The four person team from Stenden University had been preparing for the conference several months, participating in training sessions and researching their individual country assignments for the Model United Nations (MUN) event. “The students were prepared when we arrived in Bahrain,” said Kody M. Gerkin, the coordinator of Stenden University Qatar’s MUN team. “They worked hard preparing and felt they had a competitive edge compared to many of the other teams who travelled to Bahrain for the conference,” he said.
During the two-day conference, Stenden University Qatar students gave impassioned speeches and worked on their public speaking skills to convince delegates from other countries to agree with their country’s views. Hamayan Al Shereem, who represented Japan in the IAEA, spent her time trying to convince the other members of her committee that more needs to be done to safeguard atomic facilities against the kind of disaster which occurred last year in Japan’s Fukushima power plant. Hamayan’s task was to represent the view of Japan and make sure Japan’s voice was heard. Much of this debating takes place in “informal caucus sessions” where the different delegates speak informally and debate which topics to include in their “resolutions”, which are similar to laws passed by the United Nations..
Ahmed Fareed after working to pass one resolution in the Economic and Social Council, or ECOSOC, decided to move into the General Assembly, even though it meant representing a new country, Tunisia, which he hadn’t researched beforehand. “The General Assembly is where all the action is, they seem to be more focused on getting things done rather than just talking in circles”, Ahmed said. During breaks in the General Assembly session he was frantically looking up articles on his smart phone so he could be more informed about Tunisia’s stance on various issues.
Maryam Al Nasr, who represented Togo, was interviewed by the Bahraini newspaper, the Gulf Daily News, and the entire Stenden University MUN team was excited to see her name in the paper the following day. According to the article, the top thing Maryam will take away from the experience is “how to properly structure and present and argument.”
Another delegate from Stenden, Mohammed Kafoode, felt very proud about the time he spent working and preparing for the conference. “I did it!” he said, grinning widely after he delivered a speech he had been revising right up until it was his turn to represent Qatar in front of the General Assembly.
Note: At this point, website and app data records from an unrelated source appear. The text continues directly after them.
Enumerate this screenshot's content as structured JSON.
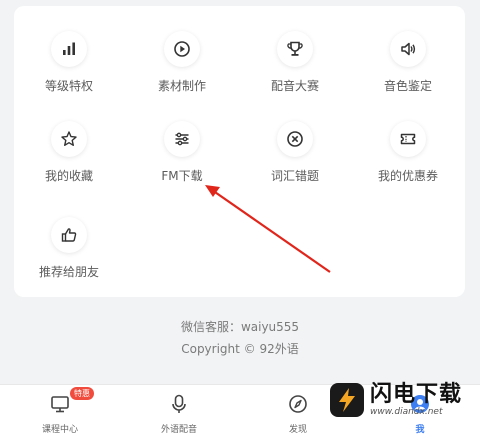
{
  "grid": [
    {
      "label": "等级特权",
      "icon": "bar-chart-icon"
    },
    {
      "label": "素材制作",
      "icon": "play-circle-icon"
    },
    {
      "label": "配音大赛",
      "icon": "trophy-icon"
    },
    {
      "label": "音色鉴定",
      "icon": "speaker-icon"
    },
    {
      "label": "我的收藏",
      "icon": "star-icon"
    },
    {
      "label": "FM下载",
      "icon": "sliders-icon"
    },
    {
      "label": "词汇错题",
      "icon": "close-circle-icon"
    },
    {
      "label": "我的优惠券",
      "icon": "ticket-icon"
    },
    {
      "label": "推荐给朋友",
      "icon": "thumbs-up-icon"
    }
  ],
  "footer": {
    "service": "微信客服：waiyu555",
    "copyright": "Copyright © 92外语"
  },
  "tabbar": {
    "tabs": [
      {
        "label": "课程中心",
        "icon": "monitor-icon",
        "badge": "特惠"
      },
      {
        "label": "外语配音",
        "icon": "microphone-icon"
      },
      {
        "label": "发现",
        "icon": "compass-icon"
      },
      {
        "label": "我",
        "icon": "person-icon",
        "active": true
      }
    ]
  },
  "watermark": {
    "title": "闪电下载",
    "url": "www.diandx.net"
  },
  "colors": {
    "accent": "#3d7ef0",
    "annotation_arrow": "#e0251b",
    "badge": "#f04b3c"
  }
}
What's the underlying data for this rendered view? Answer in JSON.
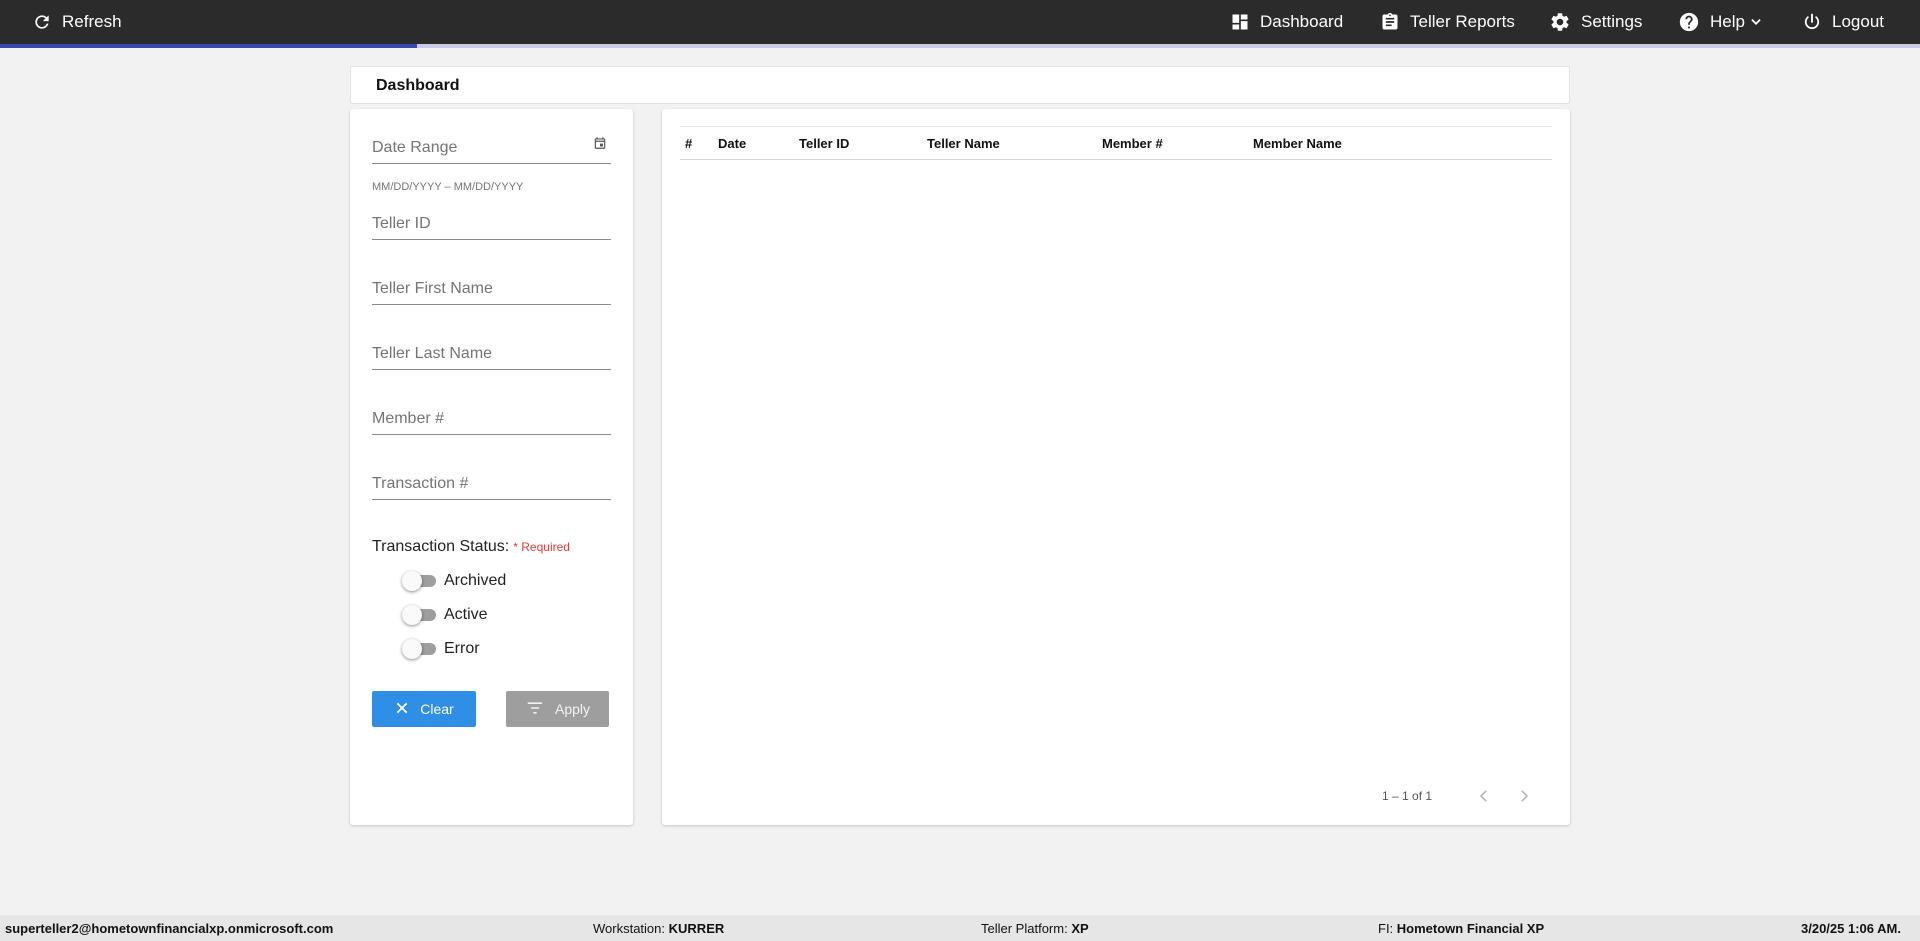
{
  "topbar": {
    "refresh_label": "Refresh",
    "nav": {
      "dashboard": "Dashboard",
      "teller_reports": "Teller Reports",
      "settings": "Settings",
      "help": "Help",
      "logout": "Logout"
    },
    "load_progress_fraction": 0.217
  },
  "page": {
    "title": "Dashboard"
  },
  "filters": {
    "date_range_placeholder": "Date Range",
    "date_range_hint": "MM/DD/YYYY – MM/DD/YYYY",
    "teller_id_placeholder": "Teller ID",
    "teller_first_name_placeholder": "Teller First Name",
    "teller_last_name_placeholder": "Teller Last Name",
    "member_number_placeholder": "Member #",
    "transaction_number_placeholder": "Transaction #",
    "status_label": "Transaction Status:",
    "required_note": "* Required",
    "toggles": [
      {
        "label": "Archived",
        "on": false
      },
      {
        "label": "Active",
        "on": false
      },
      {
        "label": "Error",
        "on": false
      }
    ],
    "clear_label": "Clear",
    "apply_label": "Apply"
  },
  "table": {
    "columns": [
      "#",
      "Date",
      "Teller ID",
      "Teller Name",
      "Member #",
      "Member Name"
    ],
    "rows": [],
    "pagination": "1 – 1 of 1"
  },
  "footer": {
    "user": "superteller2@hometownfinancialxp.onmicrosoft.com",
    "workstation_label": "Workstation:",
    "workstation": "KURRER",
    "platform_label": "Teller Platform:",
    "platform": "XP",
    "fi_label": "FI:",
    "fi": "Hometown Financial XP",
    "datetime": "3/20/25 1:06 AM."
  },
  "colors": {
    "topbar": "#2b2b2b",
    "progress": "#3949ab",
    "clear_button": "#2f8ee5",
    "apply_button": "#9e9e9e",
    "required": "#e53935"
  },
  "icons": {
    "refresh": "refresh-icon",
    "dashboard": "dashboard-icon",
    "teller_reports": "clipboard-icon",
    "settings": "gear-icon",
    "help": "help-circle-icon",
    "logout": "power-icon",
    "date_range": "calendar-icon",
    "clear": "close-icon",
    "apply": "filter-icon"
  }
}
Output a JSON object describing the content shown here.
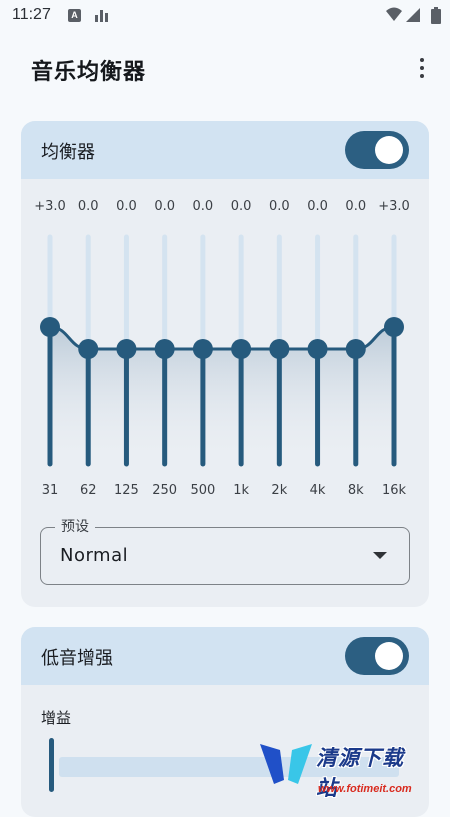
{
  "status_bar": {
    "time": "11:27",
    "a_badge": "A"
  },
  "app_bar": {
    "title": "音乐均衡器"
  },
  "equalizer": {
    "title": "均衡器",
    "enabled": true,
    "band_values": [
      "+3.0",
      "0.0",
      "0.0",
      "0.0",
      "0.0",
      "0.0",
      "0.0",
      "0.0",
      "0.0",
      "+3.0"
    ],
    "band_levels_db": [
      3.0,
      0.0,
      0.0,
      0.0,
      0.0,
      0.0,
      0.0,
      0.0,
      0.0,
      3.0
    ],
    "frequencies": [
      "31",
      "62",
      "125",
      "250",
      "500",
      "1k",
      "2k",
      "4k",
      "8k",
      "16k"
    ],
    "preset": {
      "label": "预设",
      "value": "Normal"
    }
  },
  "bass_boost": {
    "title": "低音增强",
    "enabled": true,
    "gain_label": "增益",
    "gain_level": 0.0
  },
  "watermark": {
    "title": "清源下载站",
    "url": "www.fotimeit.com"
  },
  "colors": {
    "accent": "#2c5f82",
    "card_header": "#d2e3f2",
    "card_bg": "#eaeef3",
    "page_bg": "#f6f9fc"
  }
}
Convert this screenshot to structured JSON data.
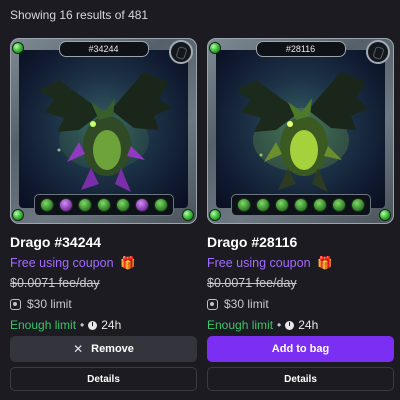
{
  "results_text": "Showing 16 results of 481",
  "cards": [
    {
      "tag": "#34244",
      "name": "Drago #34244",
      "coupon": "Free using coupon",
      "fee": "$0.0071 fee/day",
      "limit": "$30 limit",
      "status": "Enough limit",
      "time": "24h",
      "action_label": "Remove",
      "details_label": "Details"
    },
    {
      "tag": "#28116",
      "name": "Drago #28116",
      "coupon": "Free using coupon",
      "fee": "$0.0071 fee/day",
      "limit": "$30 limit",
      "status": "Enough limit",
      "time": "24h",
      "action_label": "Add to bag",
      "details_label": "Details"
    }
  ],
  "colors": {
    "background": "#1b1b21",
    "coupon": "#a36cff",
    "ok": "#3cc46a",
    "add_button": "#7b2ff2",
    "remove_button": "#34343d"
  },
  "icons": [
    "x-icon",
    "gift-icon",
    "limit-icon",
    "clock-icon",
    "ability-icon",
    "gem-icon"
  ]
}
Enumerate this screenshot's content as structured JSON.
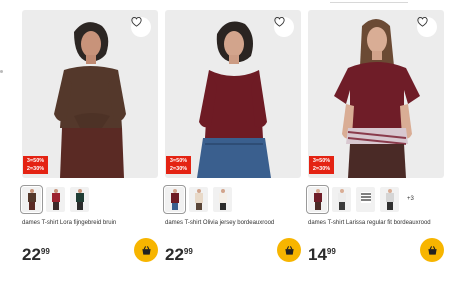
{
  "colors": {
    "promo": "#e42313",
    "cart_button": "#f7b500"
  },
  "products": [
    {
      "name": "dames T-shirt Lora fijngebreid bruin",
      "promo_line1": "3=50%",
      "promo_line2": "2=30%",
      "price_int": "22",
      "price_cents": "99",
      "icons": {
        "favorite": "heart-icon",
        "cart": "basket-icon"
      }
    },
    {
      "name": "dames T-shirt Olivia jersey bordeauxrood",
      "promo_line1": "3=50%",
      "promo_line2": "2=30%",
      "price_int": "22",
      "price_cents": "99",
      "icons": {
        "favorite": "heart-icon",
        "cart": "basket-icon"
      }
    },
    {
      "name": "dames T-shirt Larissa regular fit bordeauxrood",
      "promo_line1": "3=50%",
      "promo_line2": "2=30%",
      "price_int": "14",
      "price_cents": "99",
      "more_colors": "+3",
      "icons": {
        "favorite": "heart-icon",
        "cart": "basket-icon"
      }
    }
  ]
}
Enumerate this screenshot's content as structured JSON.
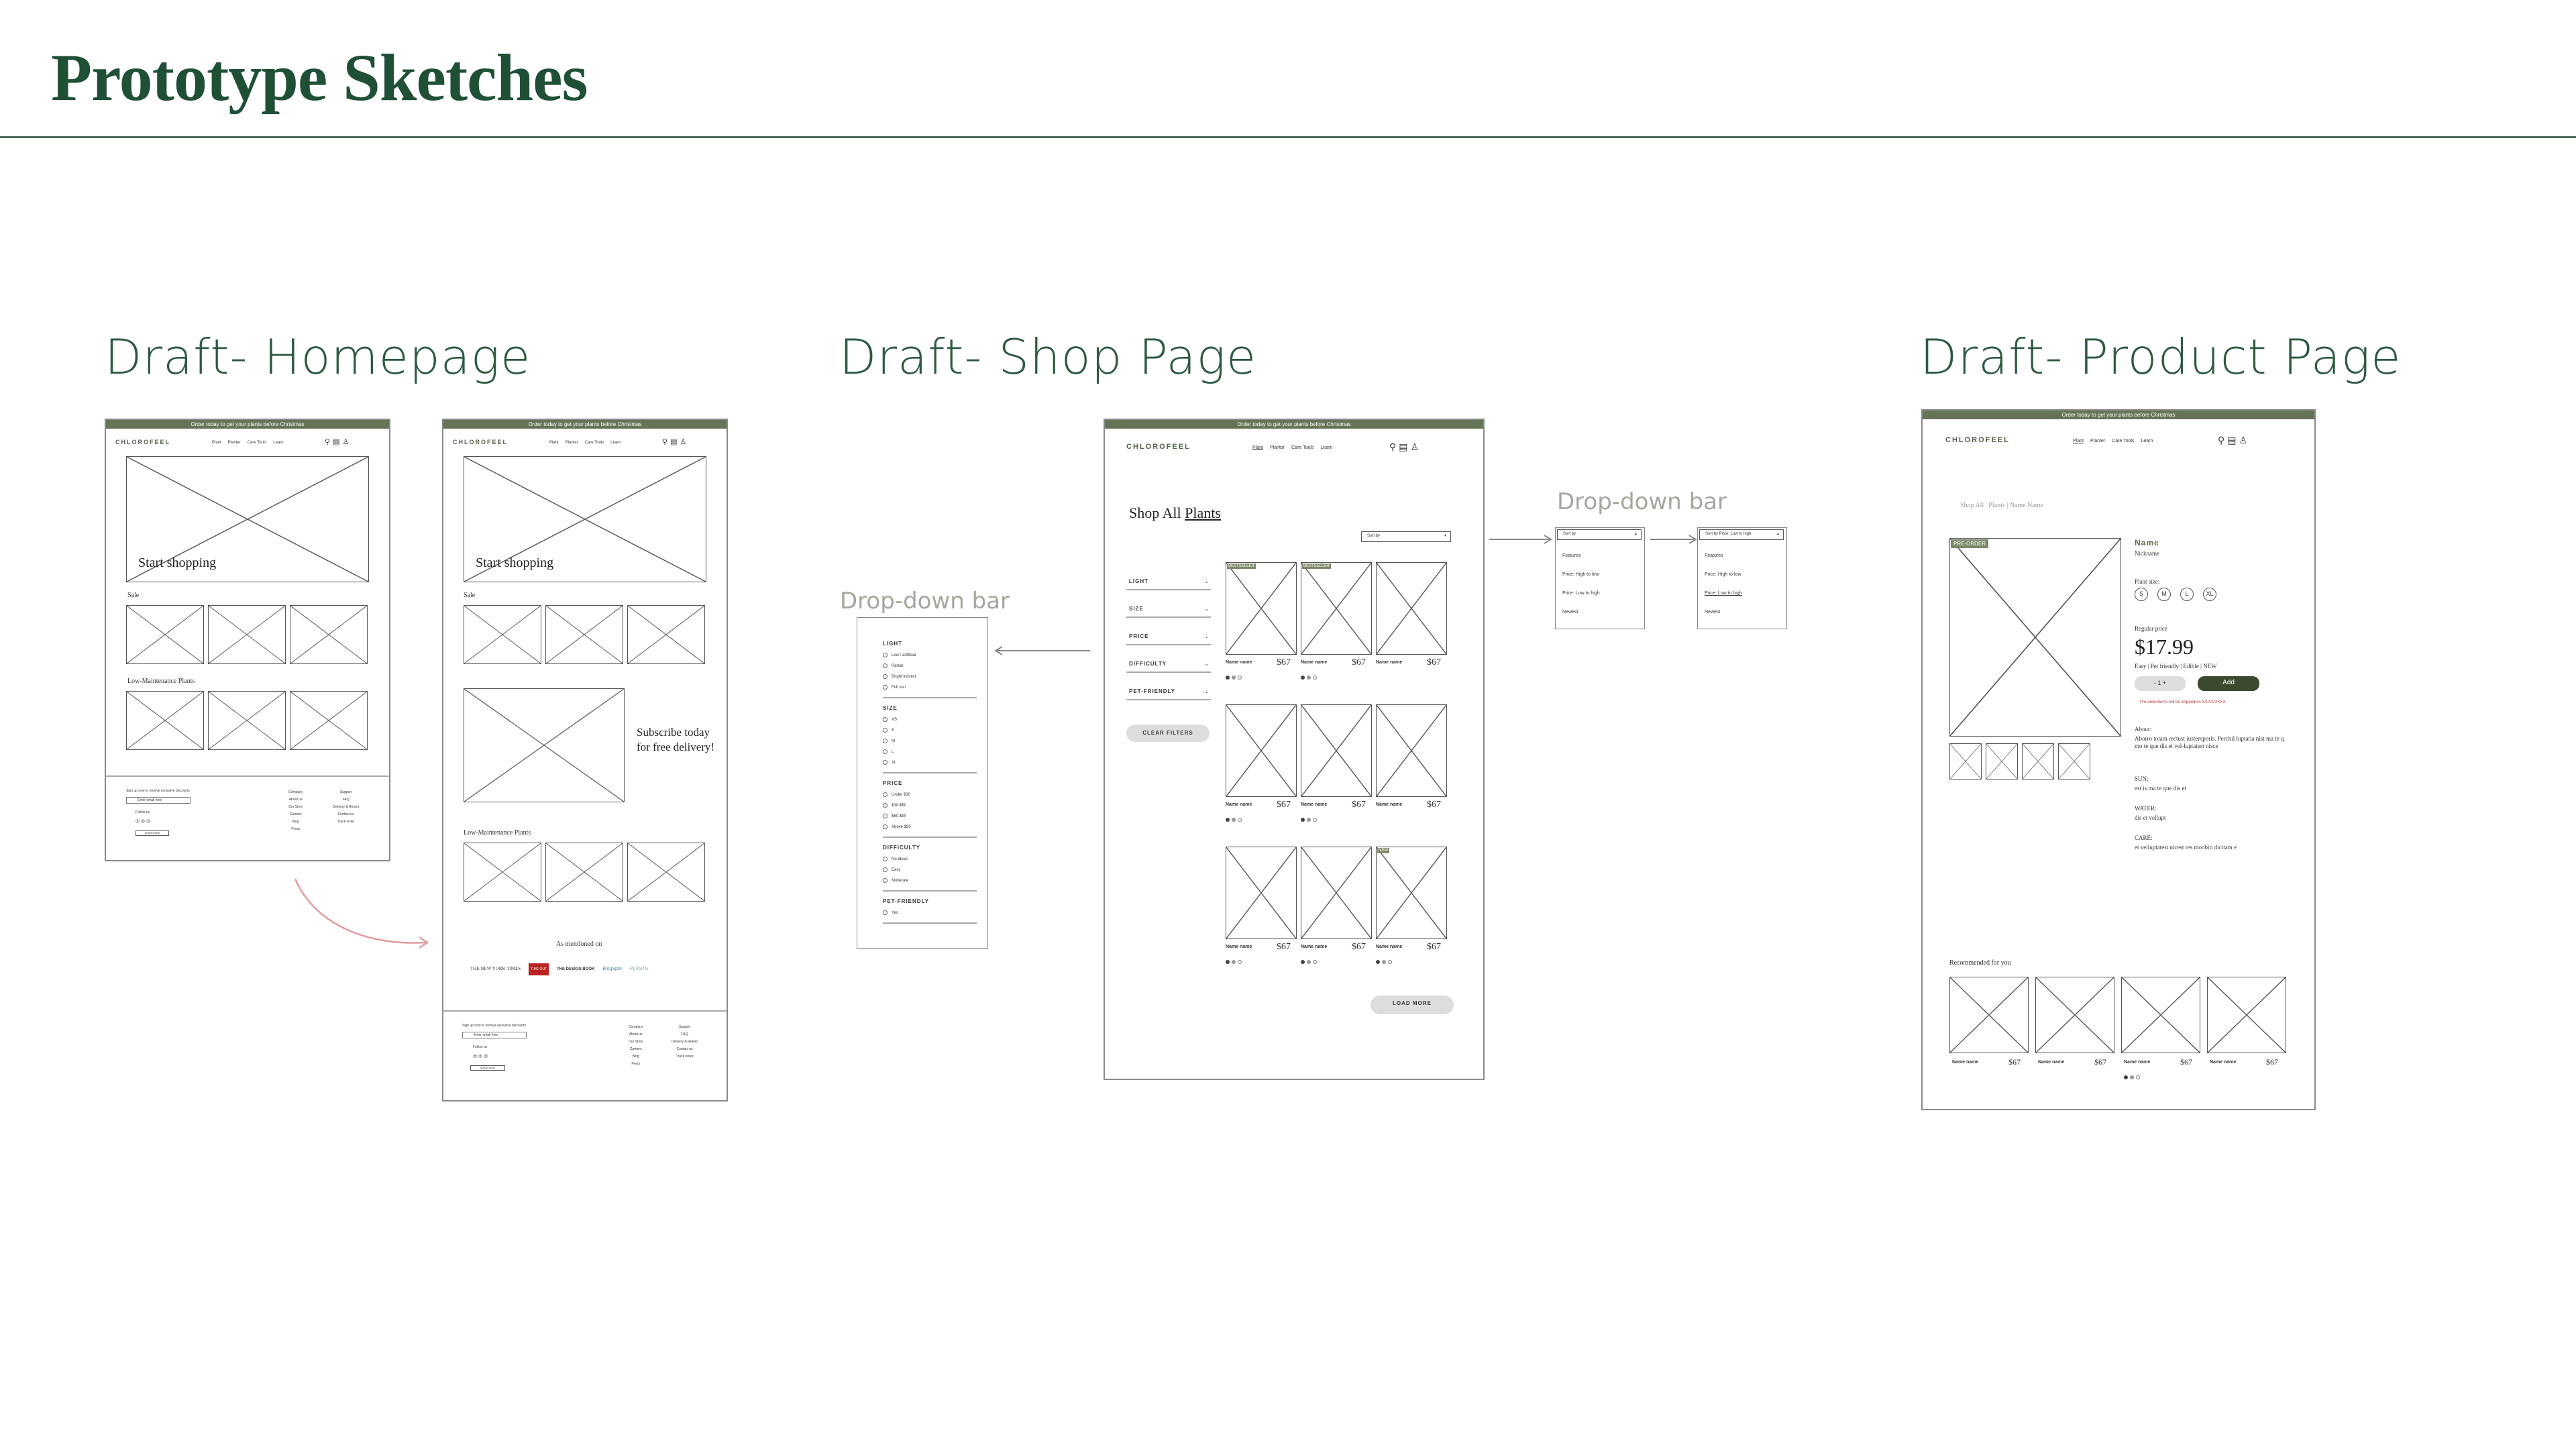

After the speech, it was time to get back to his seat and start passing notes to potential allies. After speeches, “runners” take notes from one delegate to another as countries try to make alliances before they go into an official caucus. “The speeches will tell you who agrees with you,” Mohammed said, “but after, when you talk to people, you find out which delegates will help you try to win, to get your ideas in the resolution,” he said.
The event, held at Crowne Plaza Hotel in Manama, Bahrain on November 29th and 30th, 2012, was considered a success by the Stenden University Qatar delegation. “All of the students hope to practice throughout the year and come back next year even more prepared, “Kody Gerkin said at the conclusion of the event. Stenden University Qatar officials were also pleased with this year’s participation. They noted that they were thankful for the support of the Ministry of Culture, Arts and Heritage in Qatar and hope to make Stenden University Qatar’s participation in the conference and annual occasion.
For more information, please contact:
Ms. Simone Arnheiter, Head of Marketing, Stenden University Qatar
Phone +974 4488 8116, Fax +974 4488 8136, Email email@example.com.